LISTED ENTRIES ->

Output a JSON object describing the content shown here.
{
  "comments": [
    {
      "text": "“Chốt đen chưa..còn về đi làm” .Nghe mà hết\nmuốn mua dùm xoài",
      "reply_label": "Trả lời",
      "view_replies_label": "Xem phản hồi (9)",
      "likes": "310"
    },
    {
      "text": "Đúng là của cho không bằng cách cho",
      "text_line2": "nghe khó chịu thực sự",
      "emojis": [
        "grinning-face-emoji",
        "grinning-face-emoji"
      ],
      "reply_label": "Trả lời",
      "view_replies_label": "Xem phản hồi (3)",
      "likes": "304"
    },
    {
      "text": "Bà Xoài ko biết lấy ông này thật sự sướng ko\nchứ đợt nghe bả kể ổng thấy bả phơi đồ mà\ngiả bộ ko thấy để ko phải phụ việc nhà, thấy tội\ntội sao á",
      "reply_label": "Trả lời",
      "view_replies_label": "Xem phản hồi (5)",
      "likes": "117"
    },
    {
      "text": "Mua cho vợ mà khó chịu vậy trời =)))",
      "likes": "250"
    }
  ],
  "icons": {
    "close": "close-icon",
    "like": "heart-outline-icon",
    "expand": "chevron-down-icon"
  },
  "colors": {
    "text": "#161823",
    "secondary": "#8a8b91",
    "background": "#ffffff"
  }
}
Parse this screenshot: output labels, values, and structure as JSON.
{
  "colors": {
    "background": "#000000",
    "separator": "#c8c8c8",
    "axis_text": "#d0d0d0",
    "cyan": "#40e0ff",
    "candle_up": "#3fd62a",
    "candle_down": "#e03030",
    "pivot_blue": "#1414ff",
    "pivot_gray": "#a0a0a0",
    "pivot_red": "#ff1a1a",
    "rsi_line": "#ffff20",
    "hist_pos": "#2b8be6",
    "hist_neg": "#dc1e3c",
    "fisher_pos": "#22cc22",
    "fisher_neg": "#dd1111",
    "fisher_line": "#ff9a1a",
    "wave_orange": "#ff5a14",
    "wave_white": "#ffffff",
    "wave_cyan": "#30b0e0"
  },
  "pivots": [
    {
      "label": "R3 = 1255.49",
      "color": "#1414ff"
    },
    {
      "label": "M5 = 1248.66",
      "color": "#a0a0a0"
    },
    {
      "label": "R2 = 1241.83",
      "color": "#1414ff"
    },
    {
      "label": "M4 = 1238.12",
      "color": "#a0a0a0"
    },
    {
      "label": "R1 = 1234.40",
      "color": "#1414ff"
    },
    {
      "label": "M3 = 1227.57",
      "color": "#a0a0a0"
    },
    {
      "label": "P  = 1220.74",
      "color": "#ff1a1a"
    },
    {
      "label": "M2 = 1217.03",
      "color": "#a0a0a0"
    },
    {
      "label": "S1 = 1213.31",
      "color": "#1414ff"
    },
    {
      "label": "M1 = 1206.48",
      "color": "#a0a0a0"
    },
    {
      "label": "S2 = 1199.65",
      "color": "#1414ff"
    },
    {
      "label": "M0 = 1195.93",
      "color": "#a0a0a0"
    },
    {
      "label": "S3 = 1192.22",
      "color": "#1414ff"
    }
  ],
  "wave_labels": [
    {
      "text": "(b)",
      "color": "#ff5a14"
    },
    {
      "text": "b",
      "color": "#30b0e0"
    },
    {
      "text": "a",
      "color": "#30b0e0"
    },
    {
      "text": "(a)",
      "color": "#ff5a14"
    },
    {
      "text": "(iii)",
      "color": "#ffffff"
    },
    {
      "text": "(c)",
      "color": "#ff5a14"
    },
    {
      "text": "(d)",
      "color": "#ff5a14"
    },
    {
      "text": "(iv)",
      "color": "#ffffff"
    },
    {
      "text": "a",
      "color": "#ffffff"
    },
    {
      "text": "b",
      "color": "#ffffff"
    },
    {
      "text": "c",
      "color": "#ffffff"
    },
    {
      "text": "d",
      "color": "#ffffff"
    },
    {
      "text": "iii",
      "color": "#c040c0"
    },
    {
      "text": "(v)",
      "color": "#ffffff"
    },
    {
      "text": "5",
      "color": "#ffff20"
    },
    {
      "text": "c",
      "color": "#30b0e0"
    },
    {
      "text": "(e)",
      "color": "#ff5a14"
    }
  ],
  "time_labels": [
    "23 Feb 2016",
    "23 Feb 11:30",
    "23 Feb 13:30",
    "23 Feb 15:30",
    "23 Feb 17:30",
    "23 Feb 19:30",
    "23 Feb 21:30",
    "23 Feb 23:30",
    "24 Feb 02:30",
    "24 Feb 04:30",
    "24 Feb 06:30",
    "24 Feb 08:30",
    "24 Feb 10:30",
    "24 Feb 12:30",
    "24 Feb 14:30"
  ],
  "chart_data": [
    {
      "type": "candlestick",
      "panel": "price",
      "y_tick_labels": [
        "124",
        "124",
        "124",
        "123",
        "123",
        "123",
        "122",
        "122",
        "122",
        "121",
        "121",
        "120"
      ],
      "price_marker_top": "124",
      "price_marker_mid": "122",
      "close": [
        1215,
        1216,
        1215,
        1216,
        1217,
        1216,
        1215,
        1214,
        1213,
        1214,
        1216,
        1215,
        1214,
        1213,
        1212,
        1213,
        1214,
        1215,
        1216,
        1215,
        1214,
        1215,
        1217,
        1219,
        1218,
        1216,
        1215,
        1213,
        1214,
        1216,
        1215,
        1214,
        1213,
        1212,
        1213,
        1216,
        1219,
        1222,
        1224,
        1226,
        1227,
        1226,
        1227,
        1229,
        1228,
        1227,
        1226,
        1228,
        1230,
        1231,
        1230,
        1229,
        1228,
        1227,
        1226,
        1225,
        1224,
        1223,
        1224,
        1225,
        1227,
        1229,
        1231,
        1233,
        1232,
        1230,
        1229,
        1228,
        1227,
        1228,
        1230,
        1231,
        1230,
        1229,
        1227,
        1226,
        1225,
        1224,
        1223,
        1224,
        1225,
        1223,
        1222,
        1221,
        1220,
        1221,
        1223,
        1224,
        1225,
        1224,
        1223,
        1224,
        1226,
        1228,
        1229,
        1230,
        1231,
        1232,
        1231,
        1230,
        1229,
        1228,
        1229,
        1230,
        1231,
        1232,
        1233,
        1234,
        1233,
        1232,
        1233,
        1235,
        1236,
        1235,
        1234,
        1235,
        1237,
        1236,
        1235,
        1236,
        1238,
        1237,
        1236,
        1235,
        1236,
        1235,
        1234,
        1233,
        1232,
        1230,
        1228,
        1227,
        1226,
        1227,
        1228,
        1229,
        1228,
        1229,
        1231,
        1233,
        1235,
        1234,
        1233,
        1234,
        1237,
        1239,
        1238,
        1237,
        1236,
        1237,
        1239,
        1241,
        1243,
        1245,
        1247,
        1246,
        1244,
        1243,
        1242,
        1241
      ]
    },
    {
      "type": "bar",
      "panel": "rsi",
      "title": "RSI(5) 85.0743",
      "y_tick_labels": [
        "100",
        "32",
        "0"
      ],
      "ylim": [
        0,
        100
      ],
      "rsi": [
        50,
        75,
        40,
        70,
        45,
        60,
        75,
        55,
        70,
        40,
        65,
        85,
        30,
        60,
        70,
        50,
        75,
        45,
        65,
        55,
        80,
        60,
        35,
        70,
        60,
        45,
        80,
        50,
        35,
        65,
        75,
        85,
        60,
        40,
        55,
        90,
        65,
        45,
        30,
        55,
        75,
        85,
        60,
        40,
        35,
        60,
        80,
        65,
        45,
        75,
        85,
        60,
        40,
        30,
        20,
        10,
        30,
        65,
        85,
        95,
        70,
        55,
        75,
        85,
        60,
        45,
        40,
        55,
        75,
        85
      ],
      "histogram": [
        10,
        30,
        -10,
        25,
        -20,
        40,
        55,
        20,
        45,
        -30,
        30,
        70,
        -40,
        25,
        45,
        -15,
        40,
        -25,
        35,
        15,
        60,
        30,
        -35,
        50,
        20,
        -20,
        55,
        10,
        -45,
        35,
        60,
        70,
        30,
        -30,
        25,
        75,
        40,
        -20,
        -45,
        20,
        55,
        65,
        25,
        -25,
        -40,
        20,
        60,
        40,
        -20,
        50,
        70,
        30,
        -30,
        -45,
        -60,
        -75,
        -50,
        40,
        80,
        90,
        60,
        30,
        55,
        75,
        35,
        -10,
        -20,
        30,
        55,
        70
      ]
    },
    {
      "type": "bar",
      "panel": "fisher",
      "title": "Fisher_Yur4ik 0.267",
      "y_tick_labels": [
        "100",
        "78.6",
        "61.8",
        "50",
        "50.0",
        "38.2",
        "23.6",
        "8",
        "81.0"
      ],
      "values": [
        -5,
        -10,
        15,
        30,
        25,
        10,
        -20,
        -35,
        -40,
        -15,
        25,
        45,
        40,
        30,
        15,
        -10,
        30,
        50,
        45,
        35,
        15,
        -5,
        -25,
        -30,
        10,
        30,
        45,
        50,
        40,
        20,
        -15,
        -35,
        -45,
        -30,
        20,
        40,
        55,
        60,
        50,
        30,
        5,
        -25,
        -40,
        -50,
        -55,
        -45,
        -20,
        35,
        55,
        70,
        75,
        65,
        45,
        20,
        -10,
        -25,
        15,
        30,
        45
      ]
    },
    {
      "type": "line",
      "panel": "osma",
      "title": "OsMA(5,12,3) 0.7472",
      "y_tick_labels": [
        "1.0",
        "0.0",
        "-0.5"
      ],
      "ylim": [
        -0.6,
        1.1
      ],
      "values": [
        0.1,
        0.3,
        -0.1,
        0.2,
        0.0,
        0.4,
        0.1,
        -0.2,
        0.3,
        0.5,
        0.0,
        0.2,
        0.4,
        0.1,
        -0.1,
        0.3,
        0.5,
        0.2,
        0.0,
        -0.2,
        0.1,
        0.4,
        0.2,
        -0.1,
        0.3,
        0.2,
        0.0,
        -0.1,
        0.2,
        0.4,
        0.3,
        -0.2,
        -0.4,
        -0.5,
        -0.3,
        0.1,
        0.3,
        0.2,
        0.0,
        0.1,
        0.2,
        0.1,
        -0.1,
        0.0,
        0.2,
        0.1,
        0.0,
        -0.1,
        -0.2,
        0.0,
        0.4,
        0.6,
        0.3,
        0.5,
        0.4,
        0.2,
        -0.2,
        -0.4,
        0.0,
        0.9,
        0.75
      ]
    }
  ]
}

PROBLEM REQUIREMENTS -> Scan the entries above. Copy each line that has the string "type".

OUTPUT ->
      "type": "candlestick",
      "type": "bar",
      "type": "bar",
      "type": "line",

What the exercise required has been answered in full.